http://www.bgmicro.com/ICS76477.aspx

Edit: Just as an afterthought, one of the more irritating circuits that the lads in the electronics club at school used to make up was a 555 oscillator where the timing resistor from Pin 7 to Vcc was replaced by 10 variable resistors with diodes (or LEDs) in series, hooked to the outputs of a 4017 decade counter, which was clocked by another 555 timer. By adjusting the variable resistors and the frequency of the 555 clocking the 4017 you could generate a string of 10 notes in a loop. When this ran at a fast clock speed you got some weird noises.

• thanks for the tip, I'll consider it as I go through my options! – Dave Jan 12 '11 at 18:25
• Do check out the TI data sheet (via Wikipedia) - there's a number of example circuits. Ooh, it took me back looking at all that. I think I have one of the chips still - somewhere! – Linker3000 Jan 12 '11 at 19:48
• I picked up some similar chips for a great price! I think this will totally work. Thanks for the suggestion! – Dave Apr 12 '11 at 6:24
• The circuit you are describing (atari punk console sequenced by 555 and 4017) is a baby10 or baby8 sequencer. – Jeff Wurz Jan 22 '19 at 18:26

it is not analog, but

• you can use R-2R Resistor ladder (acting as a simple DAC) on the outputs of a controller

• or you can create a chain of counters addressing an E/EPROM in a loop, on Memory outputs again R-2R ladder. You can usee 2, 3 or more of the MSB address lines with switch to choose different sound

• DDS is a standard method of generating various tones. The dsPIC series is suitable for this method with a built-in DAC. Two DDS examples here. – tyblu Jan 12 '11 at 19:07
• @tyblu thanks! I'll check it out. dsPICs are pretty cost effective. – Dave Jan 12 '11 at 20:31

I think some of the answers for the question you've linked to give you some good ideas about how to do this.
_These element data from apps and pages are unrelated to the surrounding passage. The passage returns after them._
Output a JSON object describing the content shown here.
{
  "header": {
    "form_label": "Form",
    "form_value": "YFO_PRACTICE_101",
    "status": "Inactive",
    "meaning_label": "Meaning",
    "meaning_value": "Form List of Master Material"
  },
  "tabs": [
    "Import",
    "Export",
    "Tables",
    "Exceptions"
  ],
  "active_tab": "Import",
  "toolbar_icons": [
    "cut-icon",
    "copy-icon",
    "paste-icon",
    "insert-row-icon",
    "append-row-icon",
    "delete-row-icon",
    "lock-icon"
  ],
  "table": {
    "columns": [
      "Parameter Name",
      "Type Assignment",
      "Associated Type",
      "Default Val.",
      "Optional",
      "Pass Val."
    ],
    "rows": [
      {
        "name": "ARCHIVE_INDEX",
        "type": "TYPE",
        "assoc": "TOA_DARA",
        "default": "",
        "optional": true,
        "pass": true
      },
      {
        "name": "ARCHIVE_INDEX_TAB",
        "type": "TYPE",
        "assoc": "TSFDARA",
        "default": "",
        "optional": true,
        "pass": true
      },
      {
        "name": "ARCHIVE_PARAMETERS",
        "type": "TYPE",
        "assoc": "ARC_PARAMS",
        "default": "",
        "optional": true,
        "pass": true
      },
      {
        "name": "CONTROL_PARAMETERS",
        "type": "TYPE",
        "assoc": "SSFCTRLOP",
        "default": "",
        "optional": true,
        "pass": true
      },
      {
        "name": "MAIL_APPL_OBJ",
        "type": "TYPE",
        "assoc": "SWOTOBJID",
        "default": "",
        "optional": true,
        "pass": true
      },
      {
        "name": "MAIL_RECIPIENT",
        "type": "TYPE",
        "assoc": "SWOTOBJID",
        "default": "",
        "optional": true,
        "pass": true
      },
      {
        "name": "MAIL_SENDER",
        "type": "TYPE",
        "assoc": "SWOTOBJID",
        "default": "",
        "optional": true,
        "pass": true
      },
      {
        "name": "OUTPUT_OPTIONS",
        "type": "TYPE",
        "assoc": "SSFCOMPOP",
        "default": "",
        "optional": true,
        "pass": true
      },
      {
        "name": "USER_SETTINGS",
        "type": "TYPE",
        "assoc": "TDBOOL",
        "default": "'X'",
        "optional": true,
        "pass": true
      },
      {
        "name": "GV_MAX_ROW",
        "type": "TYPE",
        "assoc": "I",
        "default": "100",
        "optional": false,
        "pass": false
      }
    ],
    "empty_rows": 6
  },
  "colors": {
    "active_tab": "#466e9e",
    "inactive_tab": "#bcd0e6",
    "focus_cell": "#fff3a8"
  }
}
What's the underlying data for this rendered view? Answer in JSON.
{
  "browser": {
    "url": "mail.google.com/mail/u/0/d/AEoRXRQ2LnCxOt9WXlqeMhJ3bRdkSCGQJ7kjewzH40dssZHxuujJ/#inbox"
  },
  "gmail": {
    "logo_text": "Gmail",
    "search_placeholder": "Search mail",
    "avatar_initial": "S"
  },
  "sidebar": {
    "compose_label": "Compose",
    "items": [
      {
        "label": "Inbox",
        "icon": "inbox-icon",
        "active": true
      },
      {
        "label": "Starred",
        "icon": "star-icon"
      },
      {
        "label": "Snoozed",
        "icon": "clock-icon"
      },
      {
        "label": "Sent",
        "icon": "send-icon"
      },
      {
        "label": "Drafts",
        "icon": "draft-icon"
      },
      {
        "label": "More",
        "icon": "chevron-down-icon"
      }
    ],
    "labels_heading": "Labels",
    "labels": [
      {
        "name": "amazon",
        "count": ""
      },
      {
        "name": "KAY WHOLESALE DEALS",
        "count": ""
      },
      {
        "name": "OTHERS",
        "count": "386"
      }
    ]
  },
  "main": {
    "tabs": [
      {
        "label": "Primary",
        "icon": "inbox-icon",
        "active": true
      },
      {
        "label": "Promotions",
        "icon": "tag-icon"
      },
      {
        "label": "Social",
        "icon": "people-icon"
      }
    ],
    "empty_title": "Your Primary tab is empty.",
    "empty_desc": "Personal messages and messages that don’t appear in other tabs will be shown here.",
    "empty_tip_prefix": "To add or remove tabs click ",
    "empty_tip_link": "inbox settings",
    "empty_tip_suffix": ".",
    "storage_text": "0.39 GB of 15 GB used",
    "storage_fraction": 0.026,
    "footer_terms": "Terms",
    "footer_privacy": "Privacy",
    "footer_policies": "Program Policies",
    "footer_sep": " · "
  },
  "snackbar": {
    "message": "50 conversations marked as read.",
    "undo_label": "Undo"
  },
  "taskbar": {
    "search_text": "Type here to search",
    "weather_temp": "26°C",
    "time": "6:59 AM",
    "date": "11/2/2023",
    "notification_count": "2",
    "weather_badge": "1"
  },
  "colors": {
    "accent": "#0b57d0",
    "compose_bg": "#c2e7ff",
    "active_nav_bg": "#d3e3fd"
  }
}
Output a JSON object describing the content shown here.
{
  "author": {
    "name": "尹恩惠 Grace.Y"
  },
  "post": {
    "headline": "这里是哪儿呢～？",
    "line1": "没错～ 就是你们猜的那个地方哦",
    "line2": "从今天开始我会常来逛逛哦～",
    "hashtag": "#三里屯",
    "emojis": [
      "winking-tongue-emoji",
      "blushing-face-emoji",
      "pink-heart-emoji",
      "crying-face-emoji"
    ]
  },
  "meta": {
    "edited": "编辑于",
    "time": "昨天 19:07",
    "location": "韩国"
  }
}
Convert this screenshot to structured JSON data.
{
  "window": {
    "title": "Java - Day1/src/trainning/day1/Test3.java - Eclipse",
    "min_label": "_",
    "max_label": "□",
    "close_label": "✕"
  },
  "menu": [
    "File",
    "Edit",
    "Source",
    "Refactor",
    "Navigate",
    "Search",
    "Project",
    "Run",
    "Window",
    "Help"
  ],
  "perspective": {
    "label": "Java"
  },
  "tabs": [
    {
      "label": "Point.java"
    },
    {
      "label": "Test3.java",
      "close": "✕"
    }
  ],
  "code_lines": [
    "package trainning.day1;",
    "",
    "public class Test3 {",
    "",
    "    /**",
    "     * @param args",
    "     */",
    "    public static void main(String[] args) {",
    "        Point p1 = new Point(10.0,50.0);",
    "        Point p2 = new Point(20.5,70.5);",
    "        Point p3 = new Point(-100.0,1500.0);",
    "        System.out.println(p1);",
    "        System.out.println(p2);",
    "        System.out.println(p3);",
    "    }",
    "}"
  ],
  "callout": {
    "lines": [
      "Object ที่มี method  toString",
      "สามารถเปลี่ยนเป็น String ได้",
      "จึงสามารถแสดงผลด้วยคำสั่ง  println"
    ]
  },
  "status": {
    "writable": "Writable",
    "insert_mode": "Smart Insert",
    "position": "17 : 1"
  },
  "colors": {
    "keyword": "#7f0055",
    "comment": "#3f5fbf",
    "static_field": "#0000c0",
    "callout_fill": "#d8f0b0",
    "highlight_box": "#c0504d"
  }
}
PWM is a simple way to create a DAC, and you just need to program your microcontroller to output different frequencies until you find something that sounds like what your looking for.

You could use some sound wave editing software like Adobe Audition that has a wave generator that you can use to easily play around with different frequencies and immediately hear what they sound like. When you find something that sounds good, you can then try to write an algorithm to match it in code on your microcontroller.

If you want to just use discrete components, then maybe you could build two Multivibrator circuits with different frequencies, and combine the outputs using an Op Amp circuit to drive a speaker.

• except that I would really prefer a method for doing this with analog components. Perhaps my question should be retitled to ask for a tutorial, rather than open-source, which implies code to some extent. – Dave Jan 12 '11 at 14:53
• @Dave: ok, I've added an option using analog components... – BG100 Jan 12 '11 at 15:23
• @BG100 what are my options for getting the frequencies? Do I need to find a sample and then do an FFT or something (I have never done one before) on the sound to figure out what the composition of the sound is? Any tips? – Dave Jan 12 '11 at 15:25
• I think the easiest thing to do is build your circuit using potentiometers instead of resistors, so that you can easily adjust the frequencies of your circuit... and then you can play around with it and see if you can get something that sounds good. – BG100 Jan 12 '11 at 15:30
• When I was younger I had one of these: quasarelectronics.com/maxitronix/… and the manual that came with it had some great schematics of circuits that created sound effects with analog components... I can't find a copy of the manual on google though... if you can then it might be worth a look! – BG100 Jan 12 '11 at 15:37